Orchardists Look For Frost Protection
June 12, 2006
Cold Start To June Sees Orchardists Look For Frost Protection
A frosty start to June has seen many orchardists looking for new ways to protect their valuable orchards from freezing temperatures.
NIWA climatologist Stuart Burgess says although there have been a number of frosts in the past week, the outlook is for June to balance out to be an 'average' month. Burgess says in an average June, 12-13 frosts can be expected.
However, kiwifruit growers are still watching the weather forecast closely and employing various methods to keep their orchards safe from frost.
Whakatane orchardist Marco Crivelli says he worries less about frost these days after discovering the organic product 'ThermoMax'.
"My best defense against frost used to be to bite my fingernails. Not surprisingly it didn't work, and it hurt," Crivelli says.
"After losing half my crop one year I decided I had to find a solution. I discovered ThermoMax and these days I don't have to worry so much."
Made from garden herbs valerian, dandelion and chamomile, ThermoMax is sprayed directly onto the kiwifruit vines. It works by stimulating the plant's metabolism, effectively warming it up from the inside.
Manufactured by Te Puke company BD Max, ThermoMax is a completely organic and homeopathic treatment.
BD Max director Glen Atkinson says more orchardists are using ThermoMax, both as a stand-alone treatment and as part of a combined frost protection defence.
"Over the years numerous new ways have been developed to reduce the risk of frost injury. Wind machines and helicopters can be used to raise air temperatures by mixing freezing air with warmer air where a temperature inversion exists. Overhead sprinklers are also used. However these technologies are expensive and not always successful.
"ThermoMax activates the phosphorus metabolism within the plant, which allows it more internal warmth. This provides an internal two degree warmth cushion, which can be used by itself, or provide a great starting place for all other frost protection methods," Atkinson says.
"An increase of two degrees in the spring also gives the plants a growth head start as well."
HortResearch climate room trials showed ThermoMax could provide a 50% increase in crop yield at a –2C frost*. Similar results have been achieved on avocados, grapes and tamarillos.
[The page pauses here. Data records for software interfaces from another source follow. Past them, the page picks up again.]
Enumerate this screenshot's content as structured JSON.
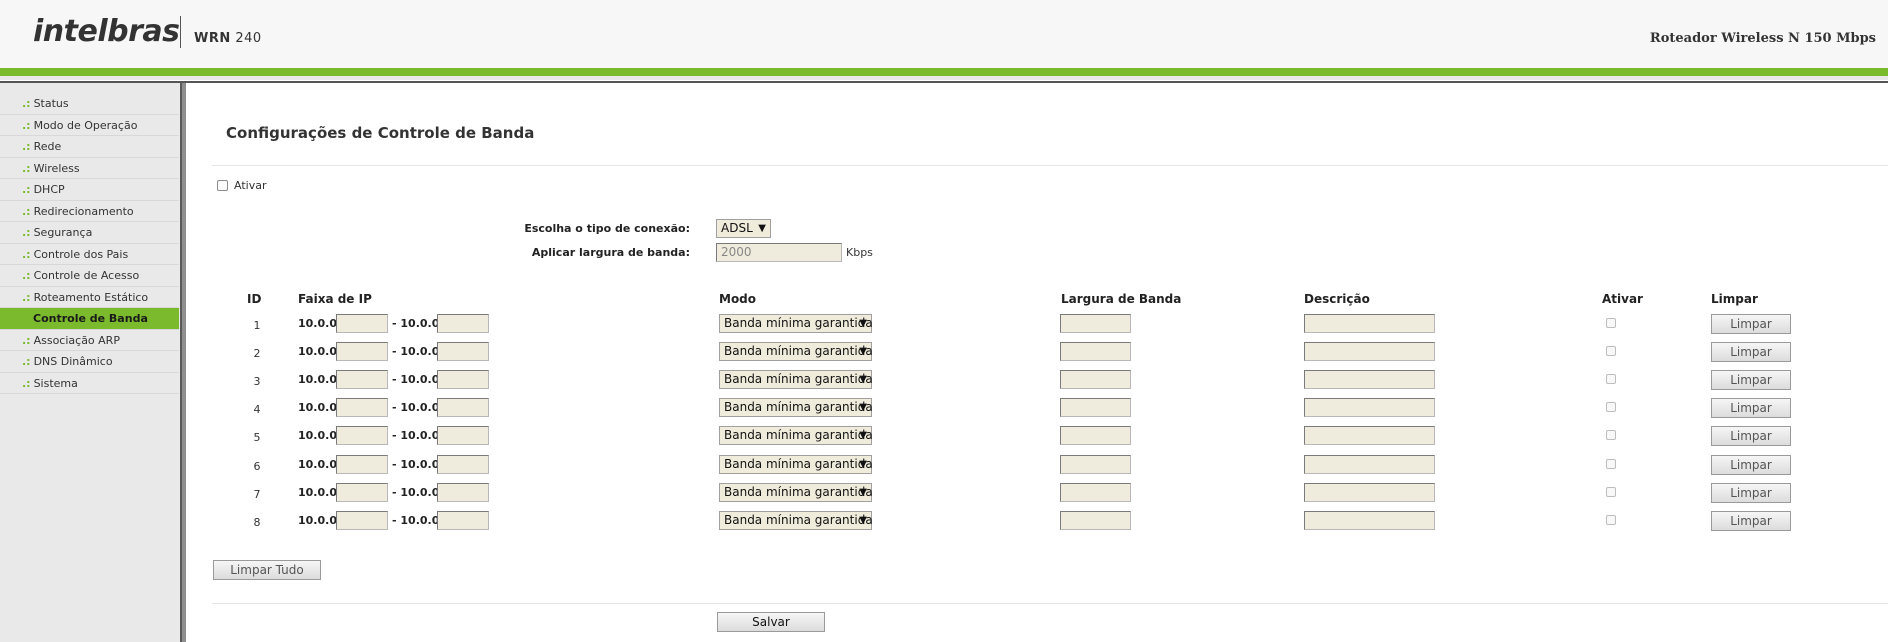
{
  "header": {
    "logo": "intelbras",
    "model_prefix": "WRN",
    "model_number": "240",
    "product": "Roteador Wireless N 150 Mbps"
  },
  "sidebar": {
    "bullet": ".:",
    "items": [
      {
        "label": "Status"
      },
      {
        "label": "Modo de Operação"
      },
      {
        "label": "Rede"
      },
      {
        "label": "Wireless"
      },
      {
        "label": "DHCP"
      },
      {
        "label": "Redirecionamento"
      },
      {
        "label": "Segurança"
      },
      {
        "label": "Controle dos Pais"
      },
      {
        "label": "Controle de Acesso"
      },
      {
        "label": "Roteamento Estático"
      },
      {
        "label": "Controle de Banda",
        "active": true
      },
      {
        "label": "Associação ARP"
      },
      {
        "label": "DNS Dinâmico"
      },
      {
        "label": "Sistema"
      }
    ]
  },
  "page": {
    "title": "Configurações de Controle de Banda",
    "enable_label": "Ativar",
    "connection_label": "Escolha o tipo de conexão:",
    "connection_value": "ADSL",
    "bandwidth_label": "Aplicar largura de banda:",
    "bandwidth_value": "2000",
    "bandwidth_unit": "Kbps"
  },
  "table": {
    "headers": {
      "id": "ID",
      "ip_range": "Faixa de IP",
      "mode": "Modo",
      "bandwidth": "Largura de Banda",
      "description": "Descrição",
      "enable": "Ativar",
      "clear": "Limpar"
    },
    "ip_prefix": "10.0.0.",
    "ip_separator": "- 10.0.0.",
    "rows": [
      {
        "id": "1",
        "mode": "Banda mínima garantida",
        "clear_label": "Limpar"
      },
      {
        "id": "2",
        "mode": "Banda mínima garantida",
        "clear_label": "Limpar"
      },
      {
        "id": "3",
        "mode": "Banda mínima garantida",
        "clear_label": "Limpar"
      },
      {
        "id": "4",
        "mode": "Banda mínima garantida",
        "clear_label": "Limpar"
      },
      {
        "id": "5",
        "mode": "Banda mínima garantida",
        "clear_label": "Limpar"
      },
      {
        "id": "6",
        "mode": "Banda mínima garantida",
        "clear_label": "Limpar"
      },
      {
        "id": "7",
        "mode": "Banda mínima garantida",
        "clear_label": "Limpar"
      },
      {
        "id": "8",
        "mode": "Banda mínima garantida",
        "clear_label": "Limpar"
      }
    ]
  },
  "buttons": {
    "clear_all": "Limpar Tudo",
    "save": "Salvar"
  },
  "colors": {
    "accent": "#7bba2d",
    "input_bg": "#efebdd"
  }
}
Crivelli says he has been recommending the product to his orchardist neighbours and friends.
"It's very clear how well the ThermoMax works. When you go out in the morning after a frost you can clearly see where you've sprayed the product – all around the sprayed area is white with the frost, but the plant you have sprayed is not icy."
*For full HortResearch trial results visit www.bdmax.co.nz